▶ _What the task requires_
Copy every line below that has the word "steamcmd" in it.

-- Opening Marker --

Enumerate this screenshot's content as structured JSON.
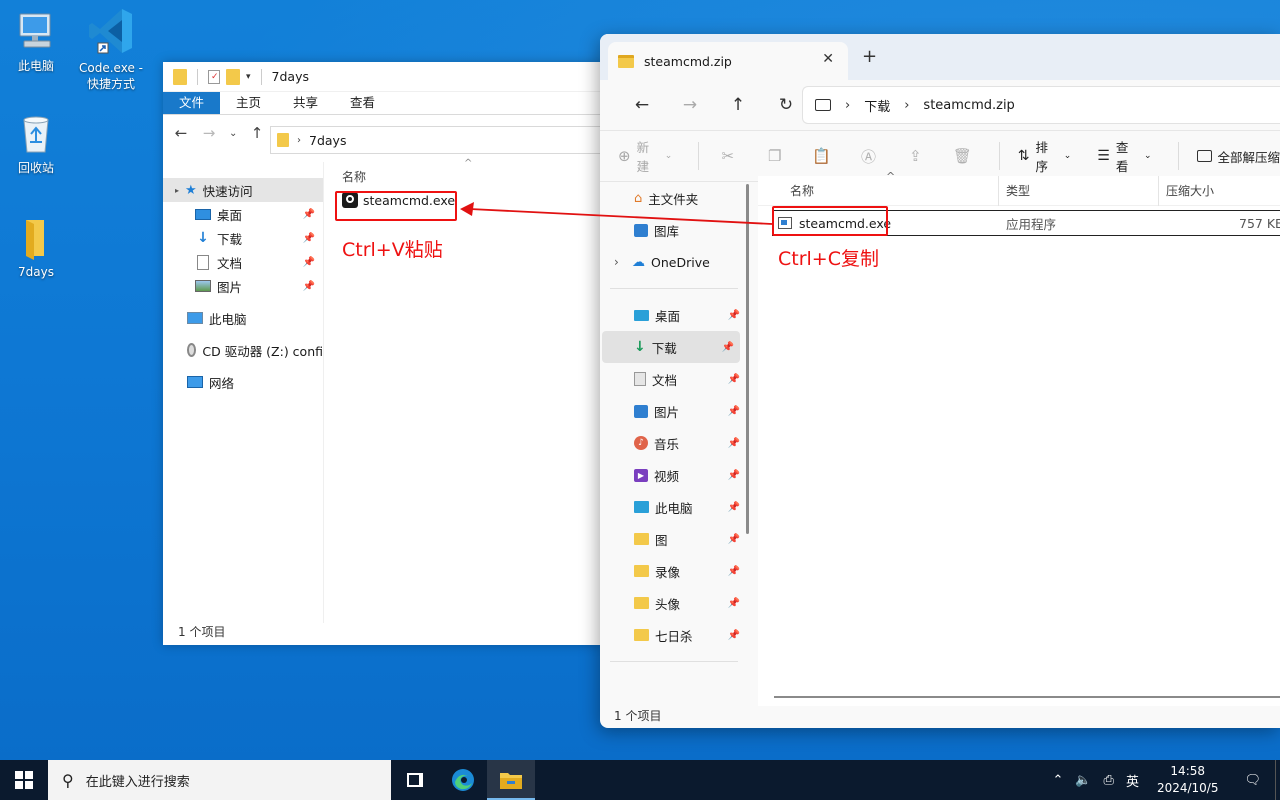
{
  "desktop": {
    "icons": [
      {
        "label": "此电脑"
      },
      {
        "label": "Code.exe - 快捷方式"
      },
      {
        "label": "回收站"
      },
      {
        "label": "7days"
      }
    ]
  },
  "classic_explorer": {
    "title": "7days",
    "ribbon_tabs": [
      "文件",
      "主页",
      "共享",
      "查看"
    ],
    "address": "7days",
    "nav": {
      "quick_access": "快速访问",
      "desktop": "桌面",
      "downloads": "下载",
      "documents": "文档",
      "pictures": "图片",
      "this_pc": "此电脑",
      "cd_drive": "CD 驱动器 (Z:) confi",
      "network": "网络"
    },
    "column_name": "名称",
    "file": "steamcmd.exe",
    "status": "1 个项目"
  },
  "win11_explorer": {
    "tab_title": "steamcmd.zip",
    "breadcrumb": [
      "下载",
      "steamcmd.zip"
    ],
    "toolbar": {
      "new": "新建",
      "sort": "排序",
      "view": "查看",
      "extract_all": "全部解压缩"
    },
    "sidebar": {
      "home": "主文件夹",
      "gallery": "图库",
      "onedrive": "OneDrive",
      "desktop": "桌面",
      "downloads": "下载",
      "documents": "文档",
      "pictures": "图片",
      "music": "音乐",
      "videos": "视频",
      "this_pc": "此电脑",
      "folder_tu": "图",
      "folder_luxiang": "录像",
      "folder_touxiang": "头像",
      "folder_7days": "七日杀"
    },
    "columns": {
      "name": "名称",
      "type": "类型",
      "compressed_size": "压缩大小"
    },
    "file": {
      "name": "steamcmd.exe",
      "type": "应用程序",
      "size": "757 KB"
    },
    "status": "1 个项目"
  },
  "annotations": {
    "paste": "Ctrl+V粘贴",
    "copy": "Ctrl+C复制",
    "color": "#e11111"
  },
  "taskbar": {
    "search_placeholder": "在此键入进行搜索",
    "ime": "英",
    "time": "14:58",
    "date": "2024/10/5"
  }
}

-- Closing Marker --

▶ _Final answer_
    "file": "steamcmd.exe",
    "tab_title": "steamcmd.zip",
      "steamcmd.zip"
      "name": "steamcmd.exe",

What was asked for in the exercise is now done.